■ Work item ■
Among the records that follow, find each line holding the word "Wick" and copy it.

Data to examine Start Marker

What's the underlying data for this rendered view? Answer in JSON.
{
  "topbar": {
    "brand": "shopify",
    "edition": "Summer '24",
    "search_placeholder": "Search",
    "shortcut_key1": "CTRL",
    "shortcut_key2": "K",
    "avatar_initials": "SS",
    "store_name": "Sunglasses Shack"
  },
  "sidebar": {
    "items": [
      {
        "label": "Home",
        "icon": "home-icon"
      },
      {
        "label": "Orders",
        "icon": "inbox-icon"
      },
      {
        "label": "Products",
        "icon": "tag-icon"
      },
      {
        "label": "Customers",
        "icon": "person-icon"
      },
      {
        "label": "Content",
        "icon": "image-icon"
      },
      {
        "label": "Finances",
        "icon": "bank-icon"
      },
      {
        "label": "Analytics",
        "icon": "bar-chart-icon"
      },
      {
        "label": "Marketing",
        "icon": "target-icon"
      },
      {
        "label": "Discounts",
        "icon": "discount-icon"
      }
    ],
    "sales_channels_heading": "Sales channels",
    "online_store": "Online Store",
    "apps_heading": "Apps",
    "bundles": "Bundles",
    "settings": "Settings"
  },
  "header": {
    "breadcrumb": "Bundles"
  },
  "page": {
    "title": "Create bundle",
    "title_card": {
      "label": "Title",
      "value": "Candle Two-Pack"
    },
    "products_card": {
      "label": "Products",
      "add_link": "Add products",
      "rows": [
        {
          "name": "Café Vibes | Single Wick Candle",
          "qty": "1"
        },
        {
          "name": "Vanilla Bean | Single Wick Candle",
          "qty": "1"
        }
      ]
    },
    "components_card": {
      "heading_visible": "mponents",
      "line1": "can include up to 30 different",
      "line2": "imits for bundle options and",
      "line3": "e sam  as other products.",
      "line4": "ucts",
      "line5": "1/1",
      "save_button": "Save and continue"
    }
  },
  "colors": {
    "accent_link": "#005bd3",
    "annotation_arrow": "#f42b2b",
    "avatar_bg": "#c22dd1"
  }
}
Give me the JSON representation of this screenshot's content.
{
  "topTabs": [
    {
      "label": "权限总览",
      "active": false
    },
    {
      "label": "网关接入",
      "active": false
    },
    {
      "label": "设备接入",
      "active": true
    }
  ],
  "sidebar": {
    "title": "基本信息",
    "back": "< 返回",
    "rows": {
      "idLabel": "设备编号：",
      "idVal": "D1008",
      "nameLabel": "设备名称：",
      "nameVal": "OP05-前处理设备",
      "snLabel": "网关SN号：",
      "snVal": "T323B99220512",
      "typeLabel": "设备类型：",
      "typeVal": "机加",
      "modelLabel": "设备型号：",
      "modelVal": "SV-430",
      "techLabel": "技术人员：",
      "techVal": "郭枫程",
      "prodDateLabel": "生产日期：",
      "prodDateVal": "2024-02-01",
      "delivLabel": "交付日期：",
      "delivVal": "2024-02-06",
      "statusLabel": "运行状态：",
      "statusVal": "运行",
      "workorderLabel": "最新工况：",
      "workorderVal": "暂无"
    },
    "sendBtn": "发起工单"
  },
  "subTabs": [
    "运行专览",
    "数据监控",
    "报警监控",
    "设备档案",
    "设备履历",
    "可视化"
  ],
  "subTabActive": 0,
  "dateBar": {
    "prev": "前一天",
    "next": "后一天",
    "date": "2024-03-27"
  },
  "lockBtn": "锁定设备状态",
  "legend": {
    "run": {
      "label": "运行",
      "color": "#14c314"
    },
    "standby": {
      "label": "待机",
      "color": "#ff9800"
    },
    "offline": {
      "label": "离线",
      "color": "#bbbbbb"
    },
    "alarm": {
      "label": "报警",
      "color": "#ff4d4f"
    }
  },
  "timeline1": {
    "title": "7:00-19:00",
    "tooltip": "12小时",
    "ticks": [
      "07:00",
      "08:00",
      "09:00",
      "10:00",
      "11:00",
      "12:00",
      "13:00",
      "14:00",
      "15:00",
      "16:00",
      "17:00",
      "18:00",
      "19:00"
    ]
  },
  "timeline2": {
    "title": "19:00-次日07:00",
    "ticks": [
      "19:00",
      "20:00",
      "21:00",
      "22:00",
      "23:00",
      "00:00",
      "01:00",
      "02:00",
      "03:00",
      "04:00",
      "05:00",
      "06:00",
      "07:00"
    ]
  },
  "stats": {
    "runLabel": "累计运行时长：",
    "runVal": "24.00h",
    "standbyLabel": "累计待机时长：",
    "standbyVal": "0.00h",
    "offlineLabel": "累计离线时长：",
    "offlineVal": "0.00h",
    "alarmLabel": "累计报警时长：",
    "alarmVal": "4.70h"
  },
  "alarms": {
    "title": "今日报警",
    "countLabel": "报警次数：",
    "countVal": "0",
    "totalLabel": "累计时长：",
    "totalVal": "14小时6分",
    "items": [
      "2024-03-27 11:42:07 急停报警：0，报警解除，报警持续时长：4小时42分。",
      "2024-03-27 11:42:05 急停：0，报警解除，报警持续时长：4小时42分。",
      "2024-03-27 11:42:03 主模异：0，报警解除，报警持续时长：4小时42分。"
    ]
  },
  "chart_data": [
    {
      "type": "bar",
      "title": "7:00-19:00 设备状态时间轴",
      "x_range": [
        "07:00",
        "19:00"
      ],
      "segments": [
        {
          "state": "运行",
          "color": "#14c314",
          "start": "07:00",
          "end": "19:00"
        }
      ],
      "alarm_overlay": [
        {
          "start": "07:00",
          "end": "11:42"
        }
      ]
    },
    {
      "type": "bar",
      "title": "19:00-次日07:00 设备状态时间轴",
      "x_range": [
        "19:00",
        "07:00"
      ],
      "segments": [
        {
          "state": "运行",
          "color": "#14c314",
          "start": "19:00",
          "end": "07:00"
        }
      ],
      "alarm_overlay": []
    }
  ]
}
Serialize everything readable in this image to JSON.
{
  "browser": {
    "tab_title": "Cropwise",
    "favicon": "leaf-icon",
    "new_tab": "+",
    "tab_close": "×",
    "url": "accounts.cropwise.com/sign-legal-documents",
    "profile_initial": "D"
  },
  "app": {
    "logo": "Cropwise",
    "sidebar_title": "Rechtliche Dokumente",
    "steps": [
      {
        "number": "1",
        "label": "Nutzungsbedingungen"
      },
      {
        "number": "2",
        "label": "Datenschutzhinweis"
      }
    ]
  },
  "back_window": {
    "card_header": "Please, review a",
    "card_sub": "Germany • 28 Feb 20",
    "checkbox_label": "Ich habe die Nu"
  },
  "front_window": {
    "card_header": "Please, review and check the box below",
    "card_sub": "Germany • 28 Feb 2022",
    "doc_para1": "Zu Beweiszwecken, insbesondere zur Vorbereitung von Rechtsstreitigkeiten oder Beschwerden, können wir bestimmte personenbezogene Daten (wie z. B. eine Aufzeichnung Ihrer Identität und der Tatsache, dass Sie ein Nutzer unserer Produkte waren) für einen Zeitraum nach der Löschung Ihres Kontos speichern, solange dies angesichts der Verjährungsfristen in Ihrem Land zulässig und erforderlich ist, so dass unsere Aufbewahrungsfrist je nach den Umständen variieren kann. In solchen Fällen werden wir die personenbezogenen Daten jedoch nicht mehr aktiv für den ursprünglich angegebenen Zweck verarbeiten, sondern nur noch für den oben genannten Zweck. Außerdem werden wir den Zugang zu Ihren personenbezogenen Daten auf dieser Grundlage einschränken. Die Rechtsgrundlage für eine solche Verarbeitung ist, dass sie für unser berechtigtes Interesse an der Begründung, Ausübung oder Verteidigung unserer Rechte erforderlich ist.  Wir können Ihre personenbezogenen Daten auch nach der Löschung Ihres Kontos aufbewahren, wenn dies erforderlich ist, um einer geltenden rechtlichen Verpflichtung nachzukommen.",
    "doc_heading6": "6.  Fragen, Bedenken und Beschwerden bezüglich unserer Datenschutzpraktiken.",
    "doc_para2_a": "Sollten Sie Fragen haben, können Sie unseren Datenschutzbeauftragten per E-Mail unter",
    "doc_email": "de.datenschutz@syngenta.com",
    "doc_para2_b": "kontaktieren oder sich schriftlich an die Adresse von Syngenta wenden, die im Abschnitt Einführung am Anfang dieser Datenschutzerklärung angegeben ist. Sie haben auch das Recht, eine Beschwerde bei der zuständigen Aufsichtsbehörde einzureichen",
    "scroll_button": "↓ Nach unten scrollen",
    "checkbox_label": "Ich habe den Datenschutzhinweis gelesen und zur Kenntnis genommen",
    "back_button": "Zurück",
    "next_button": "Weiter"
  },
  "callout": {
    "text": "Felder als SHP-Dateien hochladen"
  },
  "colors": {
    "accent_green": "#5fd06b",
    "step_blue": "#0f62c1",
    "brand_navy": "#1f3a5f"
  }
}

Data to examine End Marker

■ Reply ■
          "name": "Café Vibes | Single Wick Candle",
          "name": "Vanilla Bean | Single Wick Candle",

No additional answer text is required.